We are very pleased to announce our 5th Design Competition. The challenge is to design a health facility that can easily be relocated. This could be in response to a natural disaster, or to inoculate and educate in areas with specific medical emergencies or outbreaks, it will also help aid agencies that don't have the funds or means to purchase land, offering short term leasing opportunities. The setting is South East Asia where each year, 8 million people die from non-communicable diseases (NCDs) that are largely preventable and often manageable. Unlike their developed-country counterparts, 30% of these people are aged less than 60. According to WHO this figure will increase by 21% over the next decade. The impact of infectious diseases in Southeast Asia is staggering. Malaria, for example, infected as many as 41 million people in the region in 2009. Demand for healthcare services in Southeast Asia is rising rapidly especially for those in rural communities where poverty makes people more vulnerable. Prevention, early detection and timely treatment through decentralised healthcare will lower death rates and improve lives.
Download the 'MOVED to CARE' brief 'here' :
More people than ever before live in cities yet the chances for social interaction is ever decreasing. People no longer have the market places or the small town, village mentality to stop and chat in the street. PLAYscapes is an effort to revitalise an underused area of a city in a playful way and turn it into a place for social interaction for all ages.
Construction has started on the winning project from the PLAYscape competition at Mill St gardens under a busy flyover in Cape town. We look forward to sharing more images with you as the project progresses. Well done to all those that were involved, there were some truly inspirational ideas!
In partnership with Karuna Cambodia, Habitat for Humanity & the Cambodian Society of Architects (CSA) we sought designs that provided a sustainable future for housing in the South-east Asian country. Any proposal had to keep below a budget of $2000 and deal with the yearly flooding that effects most residential areas. The winning designs could influence the way they build housing in the region. This competition is a real chance to make a difference to a large group of working Cambodians lives. We are in discussion with other charitable organisations working in the region and hope that through the project we can raise the standards and create a sustainable agenda for future development. Although the competition only asked for a house design the implications of the project are great. The competition represents a real chance to make a difference and challenge a host of issues that relate to the environment, flooding, living standards and the construction process. So far three of the winning designs have been constructed and further interest has been made in a number of the running up proposals!

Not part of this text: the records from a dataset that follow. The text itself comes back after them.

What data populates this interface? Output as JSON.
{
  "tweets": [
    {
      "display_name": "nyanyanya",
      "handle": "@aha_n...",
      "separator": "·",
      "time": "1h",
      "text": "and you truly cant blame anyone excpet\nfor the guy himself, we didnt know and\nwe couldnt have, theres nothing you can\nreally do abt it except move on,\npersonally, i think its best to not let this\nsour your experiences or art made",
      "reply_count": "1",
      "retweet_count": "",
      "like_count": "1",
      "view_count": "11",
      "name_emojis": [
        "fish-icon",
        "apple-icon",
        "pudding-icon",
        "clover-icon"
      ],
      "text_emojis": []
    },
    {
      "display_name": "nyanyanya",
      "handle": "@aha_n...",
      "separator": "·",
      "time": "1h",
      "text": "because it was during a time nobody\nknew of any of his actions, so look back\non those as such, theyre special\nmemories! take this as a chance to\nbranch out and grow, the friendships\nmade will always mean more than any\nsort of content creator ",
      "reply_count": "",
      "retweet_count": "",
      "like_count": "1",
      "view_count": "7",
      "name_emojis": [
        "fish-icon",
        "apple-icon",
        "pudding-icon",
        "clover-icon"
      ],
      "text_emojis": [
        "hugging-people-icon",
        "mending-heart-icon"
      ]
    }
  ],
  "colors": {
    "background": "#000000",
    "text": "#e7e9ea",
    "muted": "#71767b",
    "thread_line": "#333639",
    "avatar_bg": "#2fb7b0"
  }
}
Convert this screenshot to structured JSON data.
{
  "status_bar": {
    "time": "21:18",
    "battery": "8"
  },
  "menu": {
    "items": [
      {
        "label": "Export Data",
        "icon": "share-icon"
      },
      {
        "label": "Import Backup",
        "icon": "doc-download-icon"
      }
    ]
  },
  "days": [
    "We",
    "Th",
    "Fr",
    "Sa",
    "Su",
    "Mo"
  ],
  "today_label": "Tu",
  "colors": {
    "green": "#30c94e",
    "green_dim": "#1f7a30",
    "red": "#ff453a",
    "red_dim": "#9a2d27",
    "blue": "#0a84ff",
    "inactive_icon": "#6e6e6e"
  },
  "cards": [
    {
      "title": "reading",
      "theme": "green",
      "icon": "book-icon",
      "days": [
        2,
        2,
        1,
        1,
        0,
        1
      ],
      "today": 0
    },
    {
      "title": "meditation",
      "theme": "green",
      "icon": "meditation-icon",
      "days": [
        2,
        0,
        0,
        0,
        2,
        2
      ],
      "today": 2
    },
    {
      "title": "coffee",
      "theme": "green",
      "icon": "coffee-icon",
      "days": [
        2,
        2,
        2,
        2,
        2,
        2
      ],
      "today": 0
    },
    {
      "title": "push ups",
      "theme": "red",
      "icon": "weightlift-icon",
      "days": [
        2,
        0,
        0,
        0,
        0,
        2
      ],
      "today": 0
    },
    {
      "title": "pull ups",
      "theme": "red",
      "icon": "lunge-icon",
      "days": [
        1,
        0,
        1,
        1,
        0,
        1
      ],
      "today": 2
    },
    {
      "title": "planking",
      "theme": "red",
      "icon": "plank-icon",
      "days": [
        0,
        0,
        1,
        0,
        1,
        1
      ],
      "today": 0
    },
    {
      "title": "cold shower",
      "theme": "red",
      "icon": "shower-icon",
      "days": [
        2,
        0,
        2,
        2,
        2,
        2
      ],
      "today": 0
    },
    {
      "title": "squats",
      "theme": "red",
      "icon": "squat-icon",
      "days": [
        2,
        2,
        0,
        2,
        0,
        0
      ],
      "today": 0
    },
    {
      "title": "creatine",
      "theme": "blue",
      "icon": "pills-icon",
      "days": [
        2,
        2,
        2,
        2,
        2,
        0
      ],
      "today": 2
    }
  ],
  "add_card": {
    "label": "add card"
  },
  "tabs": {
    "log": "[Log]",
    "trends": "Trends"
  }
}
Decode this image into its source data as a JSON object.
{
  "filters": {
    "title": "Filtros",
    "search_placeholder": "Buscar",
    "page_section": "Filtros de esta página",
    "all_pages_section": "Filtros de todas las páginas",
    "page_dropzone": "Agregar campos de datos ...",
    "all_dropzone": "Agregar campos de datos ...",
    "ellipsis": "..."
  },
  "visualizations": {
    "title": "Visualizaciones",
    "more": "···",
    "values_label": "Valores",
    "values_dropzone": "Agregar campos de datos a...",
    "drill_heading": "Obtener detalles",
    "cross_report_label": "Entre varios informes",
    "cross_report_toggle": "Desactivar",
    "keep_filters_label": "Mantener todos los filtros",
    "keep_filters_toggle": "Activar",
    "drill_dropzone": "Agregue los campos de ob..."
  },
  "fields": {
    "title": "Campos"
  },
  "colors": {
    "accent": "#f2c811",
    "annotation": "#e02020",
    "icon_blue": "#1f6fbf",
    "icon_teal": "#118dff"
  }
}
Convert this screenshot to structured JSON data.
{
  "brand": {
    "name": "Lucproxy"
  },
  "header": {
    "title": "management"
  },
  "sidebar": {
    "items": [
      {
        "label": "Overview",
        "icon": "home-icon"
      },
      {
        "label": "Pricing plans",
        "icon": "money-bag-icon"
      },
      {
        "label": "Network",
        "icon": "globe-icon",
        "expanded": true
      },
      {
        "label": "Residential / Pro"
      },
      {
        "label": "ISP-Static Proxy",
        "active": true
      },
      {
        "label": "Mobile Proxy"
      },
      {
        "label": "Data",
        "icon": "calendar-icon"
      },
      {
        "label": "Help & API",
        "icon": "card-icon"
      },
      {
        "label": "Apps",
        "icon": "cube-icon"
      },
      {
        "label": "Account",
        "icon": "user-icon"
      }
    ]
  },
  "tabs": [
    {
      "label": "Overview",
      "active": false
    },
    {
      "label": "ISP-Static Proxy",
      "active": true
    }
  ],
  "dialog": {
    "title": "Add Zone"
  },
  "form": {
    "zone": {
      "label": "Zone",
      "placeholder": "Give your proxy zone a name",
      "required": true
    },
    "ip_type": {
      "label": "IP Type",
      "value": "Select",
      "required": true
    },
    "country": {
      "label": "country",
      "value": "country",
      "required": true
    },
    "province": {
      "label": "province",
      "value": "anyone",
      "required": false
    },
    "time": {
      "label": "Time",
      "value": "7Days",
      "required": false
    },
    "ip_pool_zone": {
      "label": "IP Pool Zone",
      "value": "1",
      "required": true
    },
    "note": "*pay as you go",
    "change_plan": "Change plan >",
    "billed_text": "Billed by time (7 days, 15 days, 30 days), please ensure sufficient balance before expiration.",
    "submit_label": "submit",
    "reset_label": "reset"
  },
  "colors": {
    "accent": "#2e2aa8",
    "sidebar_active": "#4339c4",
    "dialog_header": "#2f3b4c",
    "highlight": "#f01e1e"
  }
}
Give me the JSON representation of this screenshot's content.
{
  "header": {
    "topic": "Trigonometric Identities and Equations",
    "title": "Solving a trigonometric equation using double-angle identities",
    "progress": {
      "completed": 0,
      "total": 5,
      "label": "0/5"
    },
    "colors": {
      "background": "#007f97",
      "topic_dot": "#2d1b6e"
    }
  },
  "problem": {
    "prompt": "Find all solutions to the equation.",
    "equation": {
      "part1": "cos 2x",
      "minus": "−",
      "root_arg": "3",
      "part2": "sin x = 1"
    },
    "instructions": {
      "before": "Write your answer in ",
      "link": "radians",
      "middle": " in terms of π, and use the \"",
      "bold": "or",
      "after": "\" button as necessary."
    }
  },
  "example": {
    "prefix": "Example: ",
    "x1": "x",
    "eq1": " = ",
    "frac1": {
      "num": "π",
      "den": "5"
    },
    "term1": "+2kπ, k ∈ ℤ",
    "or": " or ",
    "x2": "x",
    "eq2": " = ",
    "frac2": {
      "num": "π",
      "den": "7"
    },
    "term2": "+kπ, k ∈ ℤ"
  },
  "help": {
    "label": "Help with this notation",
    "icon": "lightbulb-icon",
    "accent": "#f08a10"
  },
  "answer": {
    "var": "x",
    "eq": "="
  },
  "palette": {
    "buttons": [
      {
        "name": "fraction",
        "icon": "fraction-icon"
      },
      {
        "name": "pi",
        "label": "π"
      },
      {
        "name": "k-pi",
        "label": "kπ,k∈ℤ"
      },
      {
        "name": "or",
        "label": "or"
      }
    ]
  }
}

Sought to find well designed homes for the elderly or homeless within some of the World’s richest countries. The growing rate in single occupancy households has led to increased numbers of young and elderly people affected by poverty being forced to live in substandard living conditions & in the worst cases sleeping rough. We asked designers, engineers, architects and house builders to provide a solution to the housing crisis by offering sustainable, affordable, small homes that give those that are alienated or marginalised within society a safe place to live. Contestants were asked to site their proposals in an urban area of a developed country, develop single occupant designs that are sensitive to the local context and keep to a budget of £20,000 ($30,000). Building Trust international is working with Levitt Bernstein (the winning architects), local government and community groups to secure planning for the winning design. The design competition has the continued support of Habitat for Humanity, the YMCA & Tall Engineers.
Competition to design a modular school for refugee and migrant communities on the border of Burma and Thailand. The main design challenge was to enable for deconstruction and reassembly due to restrictions on land ownership and the opportunity to one day move the school back over the border into Burma. The competition was a huge success with entries from over 30 countries, attracting widespread media coverage. The result culminating in;
- The construction of the winning design by Amadeo Bennetta and Daniel LaRossa, 'see images'
- A follow up series of build projects for other schools in the region informed by the first project. The impact of the project currently has improved the learning environment and chances for education of almost 500 children Over the next few years the MOVINGschools project will have a positive impact on 1000's of childrens lives.
-The publication of a book entitled 'MOVING Schools' available from the London Architectural Association bookshop, RIBA outlets and online,
-further interest in some of the running up designs from other schools and NGO's to be taken forward with additionally secured funding.
We would like to take the opportunity to thank all those that take part in our competitions. You provide a wealth of ideas that promote humanitarian design and support the idea that designers can influence positive social change and have a role in shaping our World. By taking part you also help to build the projects through donating. The construction of the 'School 4 Burma' project would never have been possible without the funding collected from the competition which goes towards buying materials and employing local labour.